PROVIDED RECORDS:
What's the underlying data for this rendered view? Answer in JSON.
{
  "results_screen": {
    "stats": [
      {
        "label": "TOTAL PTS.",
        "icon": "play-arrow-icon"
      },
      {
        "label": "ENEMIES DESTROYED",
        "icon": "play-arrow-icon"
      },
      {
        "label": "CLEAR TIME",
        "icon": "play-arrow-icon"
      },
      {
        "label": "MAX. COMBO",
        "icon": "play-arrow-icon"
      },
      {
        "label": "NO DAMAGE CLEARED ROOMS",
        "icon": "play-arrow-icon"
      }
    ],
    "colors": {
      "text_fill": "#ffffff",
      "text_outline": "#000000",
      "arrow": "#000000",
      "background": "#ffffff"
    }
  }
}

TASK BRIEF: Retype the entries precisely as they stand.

RESULT FOR THIS EXERCISE:
What's the underlying data for this rendered view? Answer in JSON.
{
  "results_screen": {
    "stats": [
      {
        "label": "TOTAL PTS.",
        "icon": "play-arrow-icon"
      },
      {
        "label": "ENEMIES DESTROYED",
        "icon": "play-arrow-icon"
      },
      {
        "label": "CLEAR TIME",
        "icon": "play-arrow-icon"
      },
      {
        "label": "MAX. COMBO",
        "icon": "play-arrow-icon"
      },
      {
        "label": "NO DAMAGE CLEARED ROOMS",
        "icon": "play-arrow-icon"
      }
    ],
    "colors": {
      "text_fill": "#ffffff",
      "text_outline": "#000000",
      "arrow": "#000000",
      "background": "#ffffff"
    }
  }
}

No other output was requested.